After Michael’s shower, I got him situated again. Both Gina and I walked around the kitchen getting ready to make the apple pies. We looked like two people who were shell shocked. We kept bumping into each other and saying “sorry” in a dazed, confused sort of way. I could not concentrate on what I needed to do. I kept burning the food. Things kept getting thrown out. Michael, my son, was wide-eyed at the amount of garbage we were generating and he had to keep getting rid of.

The three of us cleaned things up and continued to work on the floors. The hardwoods are completely trashed. There is no way to repair them without waxing them and it’s too late to wax them.

I opened the refrigerator and it was warm. I opened the freezer and everything was melted. I could hear the compressor clicking on and off. Oh no. I need the compressor to cut out on Christmas Eve.

I closed everything and shut the refrigerator down. Perhaps it’s overheated and could use a rest. I put it back on an hour later.
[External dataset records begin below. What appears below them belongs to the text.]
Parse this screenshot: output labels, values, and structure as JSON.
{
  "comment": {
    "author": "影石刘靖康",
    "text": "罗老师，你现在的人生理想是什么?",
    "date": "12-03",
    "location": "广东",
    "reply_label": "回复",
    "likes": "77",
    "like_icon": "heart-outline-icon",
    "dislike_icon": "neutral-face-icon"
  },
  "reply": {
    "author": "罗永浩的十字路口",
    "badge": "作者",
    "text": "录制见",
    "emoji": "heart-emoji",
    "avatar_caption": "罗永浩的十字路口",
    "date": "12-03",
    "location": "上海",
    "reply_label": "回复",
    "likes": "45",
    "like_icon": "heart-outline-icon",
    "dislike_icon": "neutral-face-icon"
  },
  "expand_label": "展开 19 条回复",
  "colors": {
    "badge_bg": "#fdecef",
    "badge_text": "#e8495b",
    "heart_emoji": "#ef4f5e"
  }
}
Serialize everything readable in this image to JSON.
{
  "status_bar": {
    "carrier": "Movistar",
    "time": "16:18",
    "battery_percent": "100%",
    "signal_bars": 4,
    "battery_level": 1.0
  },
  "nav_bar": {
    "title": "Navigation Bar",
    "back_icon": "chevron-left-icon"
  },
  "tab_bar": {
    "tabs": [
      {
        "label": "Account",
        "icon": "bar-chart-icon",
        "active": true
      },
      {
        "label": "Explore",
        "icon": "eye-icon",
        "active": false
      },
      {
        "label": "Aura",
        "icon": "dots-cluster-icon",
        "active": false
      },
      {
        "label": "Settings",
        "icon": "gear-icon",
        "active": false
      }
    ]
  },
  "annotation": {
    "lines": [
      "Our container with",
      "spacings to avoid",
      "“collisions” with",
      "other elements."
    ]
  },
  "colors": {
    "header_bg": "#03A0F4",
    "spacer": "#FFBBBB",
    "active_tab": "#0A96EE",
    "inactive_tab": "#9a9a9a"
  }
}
No go.

It’s too warm outside to put food out there which I did once in my very first apartment when we had an electrical outage one day and the refrigerator didn’t come back and the landlord was out of town. But it’s 50 degrees out. No help there. Where is a freeze when you need one?

Nothing is going right. Nothing looks good. The house is a mess. Highly unusual. The floors look like armies of muddy soldiers plowed through. The refrigerator is leaking. The food is getting warm.

And somehow I’m holding it all together. I haven’t yelled. I haven’t cried.

I just love Michael and I realize that none of this would be happening (save maybe the refrigerator) if he were not sick. We wouldn’t even be having Christmas here and things would be cooked and wrapped much earlier than they are. And food would be cold wherever we were.

Today is Christmas. The rest of the kids are coming in a few hours. The house is still a mess. Michael threw up again this morning all over the bathroom floor. Now it’s even worse.

I’m sure everyone will understand but I am so far out of my comfort zone, it’s not even funny.

And the only thing I can seem to concentrate on or care about is that he knows I love him. I can clean the floors, I can get the house back in some kind of order at some point, but he’s the most important thing to me. Today. And always.

It’s been a long time since I screeched at him that he was throwing up on my books. So much has transpired between then and now. So much love has been shown to me by him. He has stood by me and loved me and my kids for that whole time. I won’t be yelling about that stuff ever again.

I find my inner stillness a bit strange. I should be completely freaked out by now. But I’m not.

When I covered him back up a little while ago he said, “I’m sorry, I didn’t get you anything for Christmas hun.” And I said, “All I want for Christmas is you.” and kissed him on top of his head.

And that’s what I have. And I realized that is why I didn’t freak out about everything else that had gone on and how the house looked and the way the food is not quite right and the warm refrigerator. Because there’s only one thing I want and that’s the one thing I have.

And, no matter what, I’m so grateful.